Some people do it to conquer their fear of snakes. Some people do it because they're adrenaline junkies. Some people do it because snakes hold a place in their spiritual beliefs as divine creatures, as descendants of the serpent in the Garden of Eden and maybe because they poop really, really weird. For whatever reason, snake massages exist and lure people to be covered in boa constrictors for 30 minutes to an hour. But don't worry; the snakes are fed beforehand so they don't get hungry. As one New York Times reporter noted when she signed up for her one-on-den time, she received forms including the warning, "There are NO GUARANTEES that you will never get hurt by a snake. No one ever has in any of my work with my Snakes and clients."
Why do people do it? Simple: It feels like a really huge hug. "It was a lot calmer and peaceful than I thought it would be," said one client. As Serpentessa, the Snake Preistess of Poughkeepsie, NY informs her clients, "They tone and stimulate the vagus nerve in our body and that releases endorphins and oxytocin." Of course! An adult female boa constrictor can weigh between 20 and 30 pounds, inducing clients into a feeling of calm. "There was a point it felt like they were just hugging me around the shoulders," one of Serpentessa's clients said. "It just felt very calm – like I could fall asleep."

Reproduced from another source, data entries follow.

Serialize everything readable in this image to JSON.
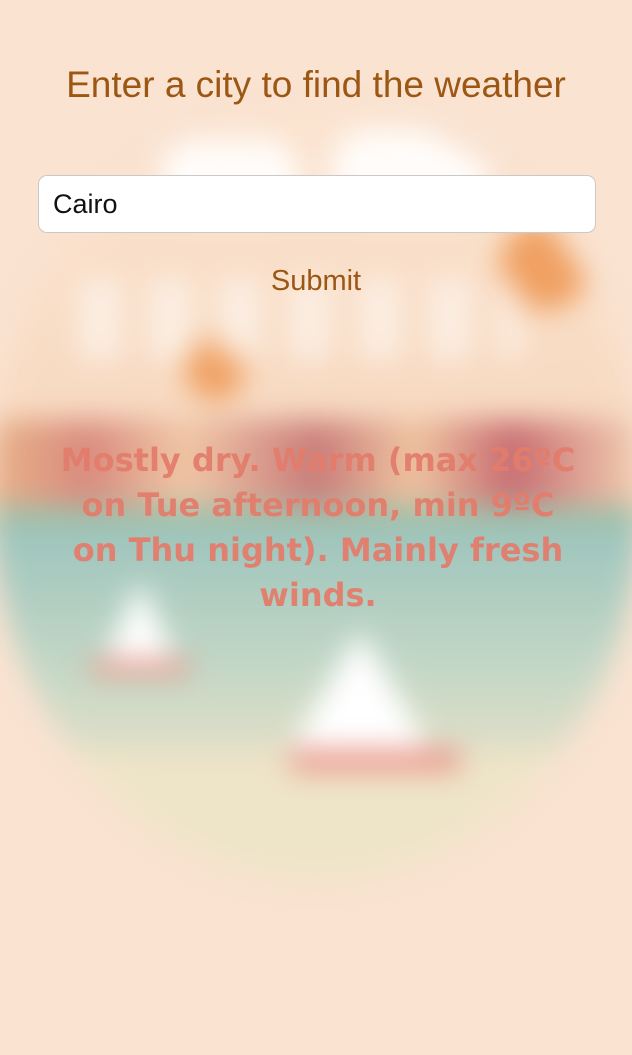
{
  "page": {
    "heading": "Enter a city to find the weather"
  },
  "search": {
    "value": "Cairo",
    "placeholder": ""
  },
  "actions": {
    "submit_label": "Submit"
  },
  "result": {
    "forecast": "Mostly dry. Warm (max 26ºC on Tue afternoon, min 9ºC on Thu night). Mainly fresh winds."
  },
  "colors": {
    "background": "#fae3d1",
    "accent_text": "#9b5713",
    "forecast_text": "#e37d6c"
  }
}
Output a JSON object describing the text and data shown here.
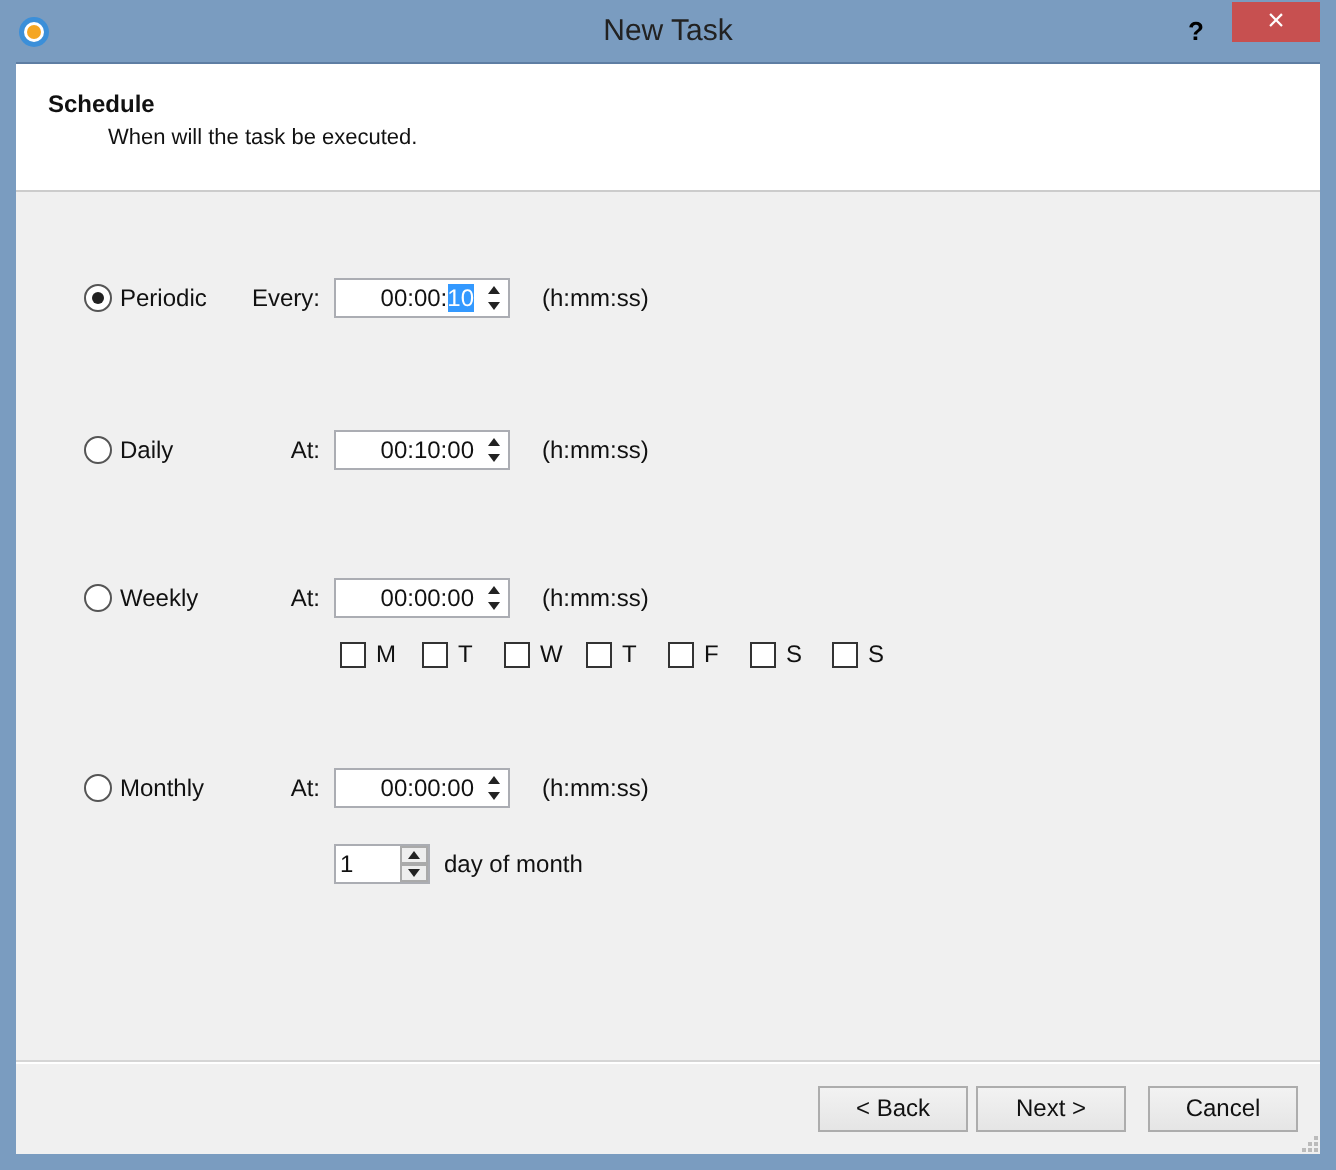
{
  "window": {
    "title": "New Task",
    "help": "?",
    "close": "×"
  },
  "header": {
    "title": "Schedule",
    "subtitle": "When will the task be executed."
  },
  "schedules": [
    {
      "label": "Periodic",
      "selected": true,
      "at_label": "Every:",
      "value": "00:00:",
      "highlighted": "10",
      "hint": "(h:mm:ss)"
    },
    {
      "label": "Daily",
      "selected": false,
      "at_label": "At:",
      "value": "00:10:00",
      "hint": "(h:mm:ss)"
    },
    {
      "label": "Weekly",
      "selected": false,
      "at_label": "At:",
      "value": "00:00:00",
      "hint": "(h:mm:ss)",
      "days": [
        {
          "label": "M",
          "checked": false
        },
        {
          "label": "T",
          "checked": false
        },
        {
          "label": "W",
          "checked": false
        },
        {
          "label": "T",
          "checked": false
        },
        {
          "label": "F",
          "checked": false
        },
        {
          "label": "S",
          "checked": false
        },
        {
          "label": "S",
          "checked": false
        }
      ]
    },
    {
      "label": "Monthly",
      "selected": false,
      "at_label": "At:",
      "value": "00:00:00",
      "hint": "(h:mm:ss)",
      "day_of_month": {
        "value": "1",
        "label": "day of month"
      }
    }
  ],
  "buttons": [
    {
      "label": "< Back"
    },
    {
      "label": "Next >"
    },
    {
      "label": "Cancel"
    }
  ]
}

So really, it makes sense. Snake massages provide the comfort of a weighted blanket, except instead of a blanket...it's f*cking snakes.